Nursing in global health is a steep and fast learning curve. The last few weeks in Haiti were tiring but deeply soul-fulfilling. I have shed tears with some of my patients over situations that no person should endure. I have also smiled so hard it hurts from the stories of hope and resilience.
One of the truths of global medicine is that your knowledge as a nurse increases ten-fold. Your boundaries and skill set get pushed out of sheer necessity. When it comes to helping a patient you find yourself asking the question, "If not me, then who?" There are very few places to refer your patients, and modalities like mental health or cancer care practically don't exist. You text friends back home who are experts in their field for help. You do your best to practice, "Do no harm."
I am now proficient at protocols for severe second degree burns, can easily recognize various skin infections, and have become a literal expert on diarrhea and GI issues. Most nights involved late nights reading medical research and posts from the CDC and WHO. My patient education speeches on hydration, vaginal and sexual health have been repeated so many times that the amazing interpreters I worked with could launch into them without me. I was mentored by a Haitian doctor, who offered useful insights about how medicine is practiced in Haiti. I am grateful for his willingness to stay open to my endless litany of questions, and his respect when there were differences of opinion.

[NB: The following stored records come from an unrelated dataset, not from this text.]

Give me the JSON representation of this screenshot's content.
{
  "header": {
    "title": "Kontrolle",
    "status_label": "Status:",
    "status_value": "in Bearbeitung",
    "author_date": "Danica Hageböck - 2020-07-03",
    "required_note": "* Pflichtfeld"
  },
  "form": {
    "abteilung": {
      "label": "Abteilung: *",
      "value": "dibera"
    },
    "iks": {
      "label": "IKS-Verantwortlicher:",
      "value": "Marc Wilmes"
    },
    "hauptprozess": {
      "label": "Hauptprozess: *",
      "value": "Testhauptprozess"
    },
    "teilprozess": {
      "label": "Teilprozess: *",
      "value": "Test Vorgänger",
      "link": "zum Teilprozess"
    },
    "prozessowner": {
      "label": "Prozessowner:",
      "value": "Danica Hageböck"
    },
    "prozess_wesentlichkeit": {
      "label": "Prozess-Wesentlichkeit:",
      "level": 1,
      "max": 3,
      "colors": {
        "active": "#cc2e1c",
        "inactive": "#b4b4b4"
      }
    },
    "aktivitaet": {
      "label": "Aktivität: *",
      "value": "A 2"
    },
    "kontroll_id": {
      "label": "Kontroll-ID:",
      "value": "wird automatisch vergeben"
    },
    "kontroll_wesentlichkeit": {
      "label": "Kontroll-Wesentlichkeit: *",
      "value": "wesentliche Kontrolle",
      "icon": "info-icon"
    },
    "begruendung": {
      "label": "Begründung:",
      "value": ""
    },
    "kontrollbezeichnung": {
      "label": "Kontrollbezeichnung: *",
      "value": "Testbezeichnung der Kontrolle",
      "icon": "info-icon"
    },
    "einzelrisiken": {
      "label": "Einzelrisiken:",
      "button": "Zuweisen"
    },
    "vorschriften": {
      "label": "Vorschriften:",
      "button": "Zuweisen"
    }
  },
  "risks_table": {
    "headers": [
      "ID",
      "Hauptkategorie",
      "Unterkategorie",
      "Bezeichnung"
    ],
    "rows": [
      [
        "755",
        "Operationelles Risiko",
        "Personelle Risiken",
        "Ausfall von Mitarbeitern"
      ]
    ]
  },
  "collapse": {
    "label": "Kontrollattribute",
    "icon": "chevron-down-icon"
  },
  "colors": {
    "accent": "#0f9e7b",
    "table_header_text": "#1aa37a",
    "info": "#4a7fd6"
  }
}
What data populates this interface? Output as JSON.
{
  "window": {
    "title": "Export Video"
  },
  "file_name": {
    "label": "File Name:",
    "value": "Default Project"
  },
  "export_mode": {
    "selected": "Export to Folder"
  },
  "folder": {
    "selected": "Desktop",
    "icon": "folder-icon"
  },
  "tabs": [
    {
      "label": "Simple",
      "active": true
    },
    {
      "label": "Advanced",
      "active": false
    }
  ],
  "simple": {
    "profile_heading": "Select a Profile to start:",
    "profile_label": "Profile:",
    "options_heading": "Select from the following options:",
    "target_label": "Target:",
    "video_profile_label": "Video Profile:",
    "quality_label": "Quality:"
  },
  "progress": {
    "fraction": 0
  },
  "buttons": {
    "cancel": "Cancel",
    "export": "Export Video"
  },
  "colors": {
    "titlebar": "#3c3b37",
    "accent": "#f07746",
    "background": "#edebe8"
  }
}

I am leaving Haiti dusty, heart sore, and inspired.
I said to my friend and nurse Marceline Derelus last night, "this isn't goodbye,"...and then at the same time in unison we said, "it's just 'see you later.' "